Items from a dataset:

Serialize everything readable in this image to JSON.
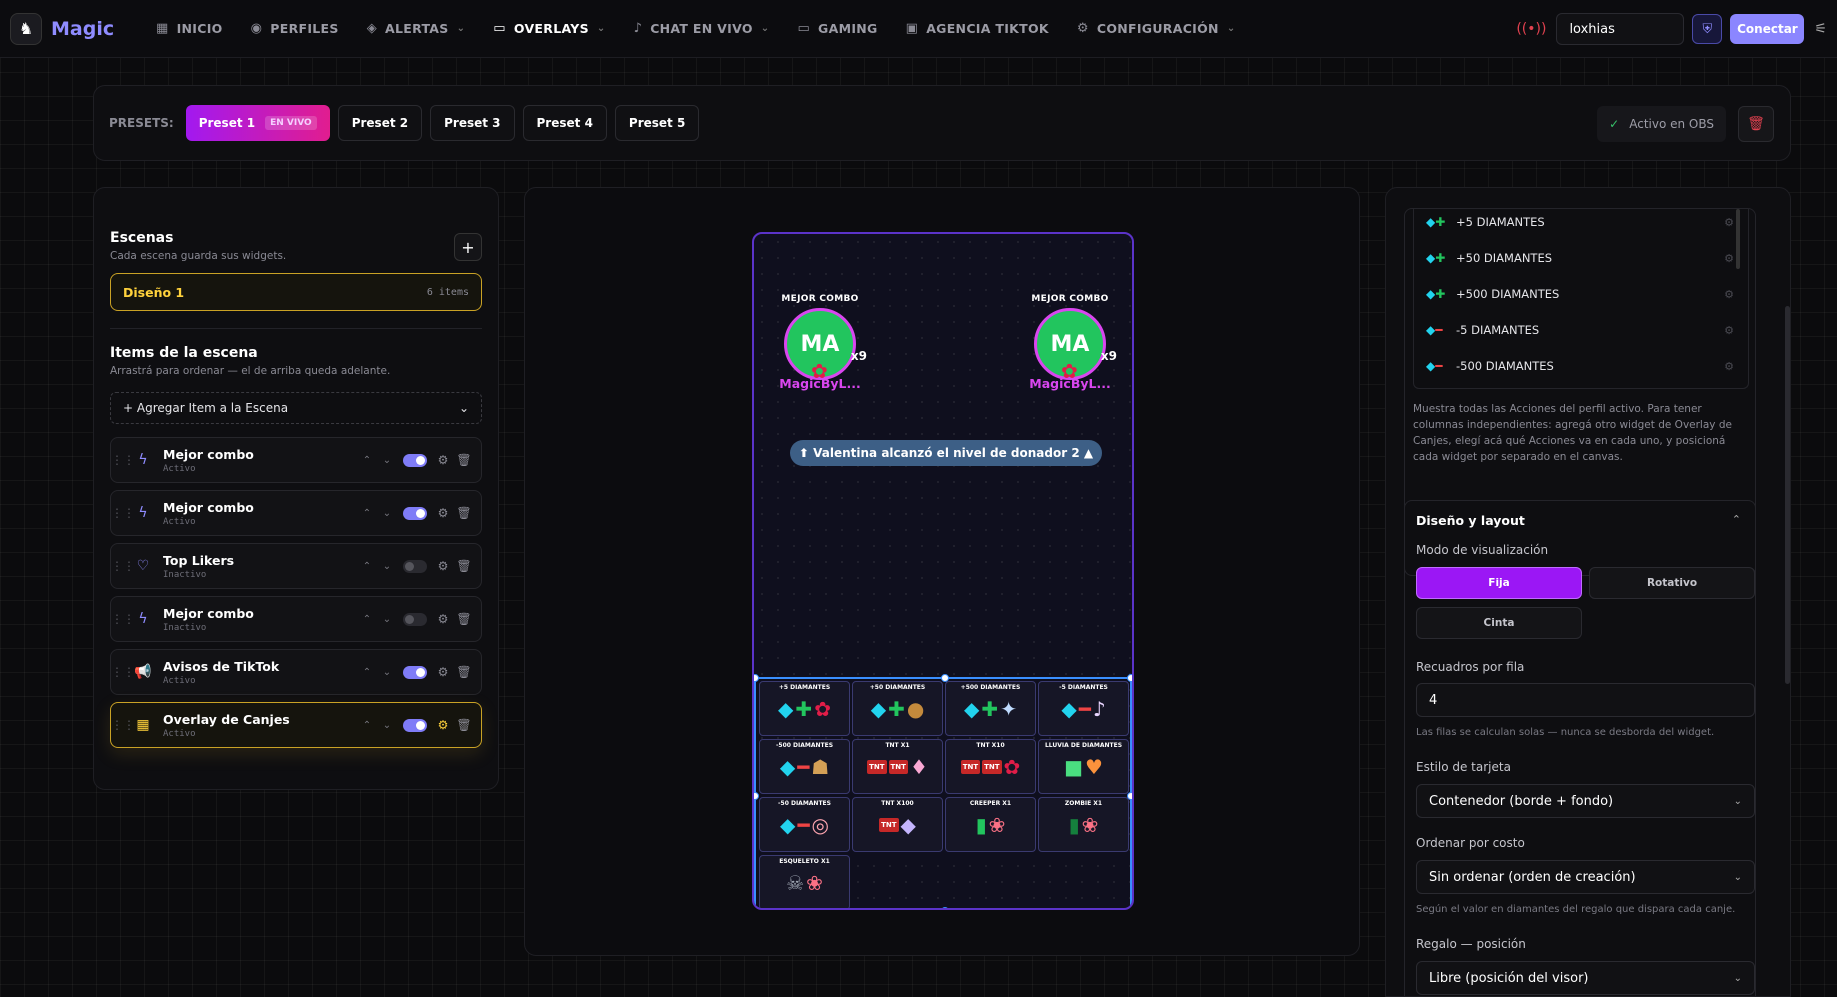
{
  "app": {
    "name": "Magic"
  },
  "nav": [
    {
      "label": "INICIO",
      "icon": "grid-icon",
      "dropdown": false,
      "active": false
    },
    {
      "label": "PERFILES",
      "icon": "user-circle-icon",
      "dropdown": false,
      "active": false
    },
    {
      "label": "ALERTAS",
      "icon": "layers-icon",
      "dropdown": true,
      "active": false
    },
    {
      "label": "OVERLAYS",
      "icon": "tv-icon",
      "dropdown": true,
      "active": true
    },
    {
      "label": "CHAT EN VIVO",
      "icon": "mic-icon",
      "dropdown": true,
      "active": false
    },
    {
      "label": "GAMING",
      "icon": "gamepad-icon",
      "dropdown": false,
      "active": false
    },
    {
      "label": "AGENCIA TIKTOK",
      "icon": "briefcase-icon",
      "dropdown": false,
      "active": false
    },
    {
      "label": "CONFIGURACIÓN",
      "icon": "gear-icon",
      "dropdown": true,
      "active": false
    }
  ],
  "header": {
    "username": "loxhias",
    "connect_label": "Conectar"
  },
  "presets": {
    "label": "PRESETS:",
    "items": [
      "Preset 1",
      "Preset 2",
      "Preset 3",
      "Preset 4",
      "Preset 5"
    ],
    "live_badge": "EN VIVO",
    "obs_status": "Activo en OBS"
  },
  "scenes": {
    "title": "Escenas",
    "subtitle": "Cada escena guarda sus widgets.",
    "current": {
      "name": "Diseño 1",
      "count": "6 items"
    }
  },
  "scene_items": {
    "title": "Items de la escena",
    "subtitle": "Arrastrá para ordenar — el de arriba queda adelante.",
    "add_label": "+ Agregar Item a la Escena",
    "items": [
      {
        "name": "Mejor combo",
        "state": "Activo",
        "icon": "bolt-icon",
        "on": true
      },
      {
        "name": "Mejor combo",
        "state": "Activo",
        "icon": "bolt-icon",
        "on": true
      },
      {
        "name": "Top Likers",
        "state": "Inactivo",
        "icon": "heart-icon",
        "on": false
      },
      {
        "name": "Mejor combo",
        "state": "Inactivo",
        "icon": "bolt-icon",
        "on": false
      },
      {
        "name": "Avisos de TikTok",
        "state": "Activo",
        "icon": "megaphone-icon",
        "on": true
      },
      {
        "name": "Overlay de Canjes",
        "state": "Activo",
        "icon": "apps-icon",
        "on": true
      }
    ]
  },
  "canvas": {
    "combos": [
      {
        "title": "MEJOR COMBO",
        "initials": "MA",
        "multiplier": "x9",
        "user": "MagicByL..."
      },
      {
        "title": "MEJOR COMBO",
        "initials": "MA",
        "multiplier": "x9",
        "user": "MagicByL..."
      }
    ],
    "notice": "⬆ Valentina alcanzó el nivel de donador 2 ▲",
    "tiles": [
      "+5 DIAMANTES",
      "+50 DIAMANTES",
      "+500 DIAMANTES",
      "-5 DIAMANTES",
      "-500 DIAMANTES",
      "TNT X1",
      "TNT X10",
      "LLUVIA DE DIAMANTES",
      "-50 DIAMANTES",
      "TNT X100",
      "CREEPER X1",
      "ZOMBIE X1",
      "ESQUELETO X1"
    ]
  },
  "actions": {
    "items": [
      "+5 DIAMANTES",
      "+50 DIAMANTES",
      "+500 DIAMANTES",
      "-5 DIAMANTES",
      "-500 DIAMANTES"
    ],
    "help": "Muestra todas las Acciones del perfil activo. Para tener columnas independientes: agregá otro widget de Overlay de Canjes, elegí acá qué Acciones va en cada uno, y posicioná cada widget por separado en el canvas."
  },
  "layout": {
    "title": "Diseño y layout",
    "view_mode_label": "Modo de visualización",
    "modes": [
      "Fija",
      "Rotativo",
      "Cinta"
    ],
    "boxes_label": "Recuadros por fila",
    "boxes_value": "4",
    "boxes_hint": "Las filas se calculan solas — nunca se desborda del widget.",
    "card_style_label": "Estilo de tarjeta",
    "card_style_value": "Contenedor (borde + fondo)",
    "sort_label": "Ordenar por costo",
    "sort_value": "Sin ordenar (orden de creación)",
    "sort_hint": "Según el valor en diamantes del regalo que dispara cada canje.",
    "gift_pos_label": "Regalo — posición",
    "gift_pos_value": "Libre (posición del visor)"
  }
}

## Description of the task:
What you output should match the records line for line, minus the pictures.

## Worked solution:
Serialize everything readable in this image to JSON.
{
  "app": {
    "name": "Magic"
  },
  "nav": [
    {
      "label": "INICIO",
      "icon": "grid-icon",
      "dropdown": false,
      "active": false
    },
    {
      "label": "PERFILES",
      "icon": "user-circle-icon",
      "dropdown": false,
      "active": false
    },
    {
      "label": "ALERTAS",
      "icon": "layers-icon",
      "dropdown": true,
      "active": false
    },
    {
      "label": "OVERLAYS",
      "icon": "tv-icon",
      "dropdown": true,
      "active": true
    },
    {
      "label": "CHAT EN VIVO",
      "icon": "mic-icon",
      "dropdown": true,
      "active": false
    },
    {
      "label": "GAMING",
      "icon": "gamepad-icon",
      "dropdown": false,
      "active": false
    },
    {
      "label": "AGENCIA TIKTOK",
      "icon": "briefcase-icon",
      "dropdown": false,
      "active": false
    },
    {
      "label": "CONFIGURACIÓN",
      "icon": "gear-icon",
      "dropdown": true,
      "active": false
    }
  ],
  "header": {
    "username": "loxhias",
    "connect_label": "Conectar"
  },
  "presets": {
    "label": "PRESETS:",
    "items": [
      "Preset 1",
      "Preset 2",
      "Preset 3",
      "Preset 4",
      "Preset 5"
    ],
    "live_badge": "EN VIVO",
    "obs_status": "Activo en OBS"
  },
  "scenes": {
    "title": "Escenas",
    "subtitle": "Cada escena guarda sus widgets.",
    "current": {
      "name": "Diseño 1",
      "count": "6 items"
    }
  },
  "scene_items": {
    "title": "Items de la escena",
    "subtitle": "Arrastrá para ordenar — el de arriba queda adelante.",
    "add_label": "+ Agregar Item a la Escena",
    "items": [
      {
        "name": "Mejor combo",
        "state": "Activo",
        "icon": "bolt-icon",
        "on": true
      },
      {
        "name": "Mejor combo",
        "state": "Activo",
        "icon": "bolt-icon",
        "on": true
      },
      {
        "name": "Top Likers",
        "state": "Inactivo",
        "icon": "heart-icon",
        "on": false
      },
      {
        "name": "Mejor combo",
        "state": "Inactivo",
        "icon": "bolt-icon",
        "on": false
      },
      {
        "name": "Avisos de TikTok",
        "state": "Activo",
        "icon": "megaphone-icon",
        "on": true
      },
      {
        "name": "Overlay de Canjes",
        "state": "Activo",
        "icon": "apps-icon",
        "on": true
      }
    ]
  },
  "canvas": {
    "combos": [
      {
        "title": "MEJOR COMBO",
        "initials": "MA",
        "multiplier": "x9",
        "user": "MagicByL..."
      },
      {
        "title": "MEJOR COMBO",
        "initials": "MA",
        "multiplier": "x9",
        "user": "MagicByL..."
      }
    ],
    "notice": "⬆ Valentina alcanzó el nivel de donador 2 ▲",
    "tiles": [
      "+5 DIAMANTES",
      "+50 DIAMANTES",
      "+500 DIAMANTES",
      "-5 DIAMANTES",
      "-500 DIAMANTES",
      "TNT X1",
      "TNT X10",
      "LLUVIA DE DIAMANTES",
      "-50 DIAMANTES",
      "TNT X100",
      "CREEPER X1",
      "ZOMBIE X1",
      "ESQUELETO X1"
    ]
  },
  "actions": {
    "items": [
      "+5 DIAMANTES",
      "+50 DIAMANTES",
      "+500 DIAMANTES",
      "-5 DIAMANTES",
      "-500 DIAMANTES"
    ],
    "help": "Muestra todas las Acciones del perfil activo. Para tener columnas independientes: agregá otro widget de Overlay de Canjes, elegí acá qué Acciones va en cada uno, y posicioná cada widget por separado en el canvas."
  },
  "layout": {
    "title": "Diseño y layout",
    "view_mode_label": "Modo de visualización",
    "modes": [
      "Fija",
      "Rotativo",
      "Cinta"
    ],
    "boxes_label": "Recuadros por fila",
    "boxes_value": "4",
    "boxes_hint": "Las filas se calculan solas — nunca se desborda del widget.",
    "card_style_label": "Estilo de tarjeta",
    "card_style_value": "Contenedor (borde + fondo)",
    "sort_label": "Ordenar por costo",
    "sort_value": "Sin ordenar (orden de creación)",
    "sort_hint": "Según el valor en diamantes del regalo que dispara cada canje.",
    "gift_pos_label": "Regalo — posición",
    "gift_pos_value": "Libre (posición del visor)"
  }
}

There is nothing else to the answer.